Study: First Flu Encounter Has Big Effect On Later Flu Resistance
Two flu subtypes have circulated seasonally since 1977, with very different effects on different age groups.
Now, a new study in the journal PLoS Pathogens suggests a reason why.
For decades, the H3N2 flu subtype has accounted for most deaths and high-risk cases among the elderly, while H1N1 has more strongly affected young and middle-aged adults.
Researchers found the difference was not due to how quickly the subtypes evolved. Rather, our immune systems develop a lifelong bias toward resisting the first flu subtype we encounter as children.

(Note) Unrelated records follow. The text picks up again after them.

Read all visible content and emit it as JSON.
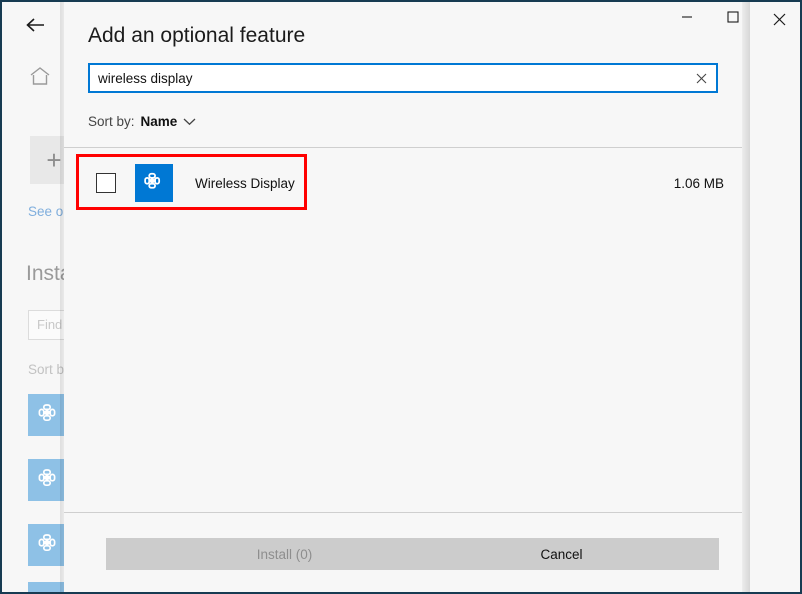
{
  "window": {
    "close_icon": "close-icon"
  },
  "background_page": {
    "back_icon": "back-arrow-icon",
    "home_icon": "home-icon",
    "add_button_icon": "plus-icon",
    "see_optional_link": "See op",
    "installed_heading": "Insta",
    "find_placeholder": "Find",
    "sort_label": "Sort b",
    "tiles": [
      {
        "icon": "puzzle-piece-icon"
      },
      {
        "icon": "puzzle-piece-icon"
      },
      {
        "icon": "puzzle-piece-icon"
      },
      {
        "icon": "puzzle-piece-icon"
      }
    ]
  },
  "dialog": {
    "title": "Add an optional feature",
    "minimize_label": "—",
    "maximize_label": "☐",
    "search": {
      "value": "wireless display",
      "placeholder": "",
      "clear_icon": "close-icon"
    },
    "sort": {
      "label": "Sort by:",
      "value": "Name",
      "chevron_icon": "chevron-down-icon"
    },
    "features": [
      {
        "name": "Wireless Display",
        "size": "1.06 MB",
        "checked": false,
        "icon": "puzzle-piece-icon"
      }
    ],
    "footer": {
      "install_label": "Install (0)",
      "install_enabled": false,
      "cancel_label": "Cancel",
      "cancel_enabled": true
    }
  },
  "annotation": {
    "highlight_color": "#ff0000"
  }
}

"There's something about that very first exposure that gives you the very best possible immunity for the rest of your life and interferes with your ability to create as good an immune response to the other subtype," said co-author Michael Worobey, head of the University of Arizona Department of Ecology and Evolutionary Biology.